**YOUR GOAL**: The lines below should be written out again in full, exactly as they are.

--------------------------------------------------

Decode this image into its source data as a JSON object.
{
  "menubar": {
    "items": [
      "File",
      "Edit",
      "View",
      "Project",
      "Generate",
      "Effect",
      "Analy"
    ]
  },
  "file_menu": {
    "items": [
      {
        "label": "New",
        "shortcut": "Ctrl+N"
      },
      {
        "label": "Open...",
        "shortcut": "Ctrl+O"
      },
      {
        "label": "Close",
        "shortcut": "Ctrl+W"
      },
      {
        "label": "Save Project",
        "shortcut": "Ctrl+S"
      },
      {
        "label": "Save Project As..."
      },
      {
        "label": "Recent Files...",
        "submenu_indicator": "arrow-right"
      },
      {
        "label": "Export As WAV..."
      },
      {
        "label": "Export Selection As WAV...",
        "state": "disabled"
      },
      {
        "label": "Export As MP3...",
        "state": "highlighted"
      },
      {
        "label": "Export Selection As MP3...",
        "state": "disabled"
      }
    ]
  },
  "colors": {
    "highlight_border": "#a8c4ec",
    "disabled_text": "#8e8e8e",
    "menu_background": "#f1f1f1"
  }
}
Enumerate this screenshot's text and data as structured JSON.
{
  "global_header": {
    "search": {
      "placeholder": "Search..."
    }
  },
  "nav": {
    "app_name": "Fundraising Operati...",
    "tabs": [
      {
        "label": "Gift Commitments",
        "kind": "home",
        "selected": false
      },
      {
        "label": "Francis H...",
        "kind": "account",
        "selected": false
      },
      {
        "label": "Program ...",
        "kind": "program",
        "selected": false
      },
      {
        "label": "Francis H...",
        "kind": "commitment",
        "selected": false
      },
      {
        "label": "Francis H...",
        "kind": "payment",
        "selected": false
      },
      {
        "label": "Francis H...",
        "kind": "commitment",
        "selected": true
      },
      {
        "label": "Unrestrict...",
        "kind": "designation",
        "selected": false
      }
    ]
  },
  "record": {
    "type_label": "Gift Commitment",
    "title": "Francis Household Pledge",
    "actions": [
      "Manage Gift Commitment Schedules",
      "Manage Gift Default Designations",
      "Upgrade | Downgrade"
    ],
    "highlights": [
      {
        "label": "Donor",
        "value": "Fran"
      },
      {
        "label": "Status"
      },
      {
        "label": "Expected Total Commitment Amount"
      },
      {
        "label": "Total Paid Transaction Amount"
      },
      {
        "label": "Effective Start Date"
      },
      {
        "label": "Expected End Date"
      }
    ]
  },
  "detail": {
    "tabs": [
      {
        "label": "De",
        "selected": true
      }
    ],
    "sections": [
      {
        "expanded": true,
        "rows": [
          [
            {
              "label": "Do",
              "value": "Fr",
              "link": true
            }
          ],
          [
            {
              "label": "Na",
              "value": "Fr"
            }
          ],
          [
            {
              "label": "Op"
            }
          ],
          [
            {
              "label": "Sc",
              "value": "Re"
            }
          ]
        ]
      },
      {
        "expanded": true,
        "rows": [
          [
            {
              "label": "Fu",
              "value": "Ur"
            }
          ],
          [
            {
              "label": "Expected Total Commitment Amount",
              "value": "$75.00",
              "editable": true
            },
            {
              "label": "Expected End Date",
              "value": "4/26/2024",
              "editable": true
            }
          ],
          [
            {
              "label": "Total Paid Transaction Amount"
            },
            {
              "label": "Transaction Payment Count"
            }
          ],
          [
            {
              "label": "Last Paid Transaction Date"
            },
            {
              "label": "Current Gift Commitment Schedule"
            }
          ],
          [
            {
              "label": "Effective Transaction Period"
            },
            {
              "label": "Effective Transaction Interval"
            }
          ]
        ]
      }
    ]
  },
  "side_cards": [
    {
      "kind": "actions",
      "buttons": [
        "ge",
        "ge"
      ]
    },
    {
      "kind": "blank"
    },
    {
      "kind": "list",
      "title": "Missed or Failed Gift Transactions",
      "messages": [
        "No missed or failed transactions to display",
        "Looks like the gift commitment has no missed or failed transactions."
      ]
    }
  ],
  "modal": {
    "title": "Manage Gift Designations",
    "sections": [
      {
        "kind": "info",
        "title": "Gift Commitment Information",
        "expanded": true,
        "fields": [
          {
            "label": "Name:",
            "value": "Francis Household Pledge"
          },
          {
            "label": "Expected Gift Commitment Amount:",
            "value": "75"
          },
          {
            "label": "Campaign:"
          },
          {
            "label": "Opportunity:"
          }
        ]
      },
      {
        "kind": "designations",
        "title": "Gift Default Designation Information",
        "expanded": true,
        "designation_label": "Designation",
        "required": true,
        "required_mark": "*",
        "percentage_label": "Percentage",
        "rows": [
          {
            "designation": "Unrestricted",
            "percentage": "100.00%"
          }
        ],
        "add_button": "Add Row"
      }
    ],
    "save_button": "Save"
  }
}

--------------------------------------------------

**ANSWER BOX**:
Decode this image into its source data as a JSON object.
{
  "menubar": {
    "items": [
      "File",
      "Edit",
      "View",
      "Project",
      "Generate",
      "Effect",
      "Analy"
    ]
  },
  "file_menu": {
    "items": [
      {
        "label": "New",
        "shortcut": "Ctrl+N"
      },
      {
        "label": "Open...",
        "shortcut": "Ctrl+O"
      },
      {
        "label": "Close",
        "shortcut": "Ctrl+W"
      },
      {
        "label": "Save Project",
        "shortcut": "Ctrl+S"
      },
      {
        "label": "Save Project As..."
      },
      {
        "label": "Recent Files...",
        "submenu_indicator": "arrow-right"
      },
      {
        "label": "Export As WAV..."
      },
      {
        "label": "Export Selection As WAV...",
        "state": "disabled"
      },
      {
        "label": "Export As MP3...",
        "state": "highlighted"
      },
      {
        "label": "Export Selection As MP3...",
        "state": "disabled"
      }
    ]
  },
  "colors": {
    "highlight_border": "#a8c4ec",
    "disabled_text": "#8e8e8e",
    "menu_background": "#f1f1f1"
  }
}
Enumerate this screenshot's text and data as structured JSON.
{
  "global_header": {
    "search": {
      "placeholder": "Search..."
    }
  },
  "nav": {
    "app_name": "Fundraising Operati...",
    "tabs": [
      {
        "label": "Gift Commitments",
        "kind": "home",
        "selected": false
      },
      {
        "label": "Francis H...",
        "kind": "account",
        "selected": false
      },
      {
        "label": "Program ...",
        "kind": "program",
        "selected": false
      },
      {
        "label": "Francis H...",
        "kind": "commitment",
        "selected": false
      },
      {
        "label": "Francis H...",
        "kind": "payment",
        "selected": false
      },
      {
        "label": "Francis H...",
        "kind": "commitment",
        "selected": true
      },
      {
        "label": "Unrestrict...",
        "kind": "designation",
        "selected": false
      }
    ]
  },
  "record": {
    "type_label": "Gift Commitment",
    "title": "Francis Household Pledge",
    "actions": [
      "Manage Gift Commitment Schedules",
      "Manage Gift Default Designations",
      "Upgrade | Downgrade"
    ],
    "highlights": [
      {
        "label": "Donor",
        "value": "Fran"
      },
      {
        "label": "Status"
      },
      {
        "label": "Expected Total Commitment Amount"
      },
      {
        "label": "Total Paid Transaction Amount"
      },
      {
        "label": "Effective Start Date"
      },
      {
        "label": "Expected End Date"
      }
    ]
  },
  "detail": {
    "tabs": [
      {
        "label": "De",
        "selected": true
      }
    ],
    "sections": [
      {
        "expanded": true,
        "rows": [
          [
            {
              "label": "Do",
              "value": "Fr",
              "link": true
            }
          ],
          [
            {
              "label": "Na",
              "value": "Fr"
            }
          ],
          [
            {
              "label": "Op"
            }
          ],
          [
            {
              "label": "Sc",
              "value": "Re"
            }
          ]
        ]
      },
      {
        "expanded": true,
        "rows": [
          [
            {
              "label": "Fu",
              "value": "Ur"
            }
          ],
          [
            {
              "label": "Expected Total Commitment Amount",
              "value": "$75.00",
              "editable": true
            },
            {
              "label": "Expected End Date",
              "value": "4/26/2024",
              "editable": true
            }
          ],
          [
            {
              "label": "Total Paid Transaction Amount"
            },
            {
              "label": "Transaction Payment Count"
            }
          ],
          [
            {
              "label": "Last Paid Transaction Date"
            },
            {
              "label": "Current Gift Commitment Schedule"
            }
          ],
          [
            {
              "label": "Effective Transaction Period"
            },
            {
              "label": "Effective Transaction Interval"
            }
          ]
        ]
      }
    ]
  },
  "side_cards": [
    {
      "kind": "actions",
      "buttons": [
        "ge",
        "ge"
      ]
    },
    {
      "kind": "blank"
    },
    {
      "kind": "list",
      "title": "Missed or Failed Gift Transactions",
      "messages": [
        "No missed or failed transactions to display",
        "Looks like the gift commitment has no missed or failed transactions."
      ]
    }
  ],
  "modal": {
    "title": "Manage Gift Designations",
    "sections": [
      {
        "kind": "info",
        "title": "Gift Commitment Information",
        "expanded": true,
        "fields": [
          {
            "label": "Name:",
            "value": "Francis Household Pledge"
          },
          {
            "label": "Expected Gift Commitment Amount:",
            "value": "75"
          },
          {
            "label": "Campaign:"
          },
          {
            "label": "Opportunity:"
          }
        ]
      },
      {
        "kind": "designations",
        "title": "Gift Default Designation Information",
        "expanded": true,
        "designation_label": "Designation",
        "required": true,
        "required_mark": "*",
        "percentage_label": "Percentage",
        "rows": [
          {
            "designation": "Unrestricted",
            "percentage": "100.00%"
          }
        ],
        "add_button": "Add Row"
      }
    ],
    "save_button": "Save"
  }
}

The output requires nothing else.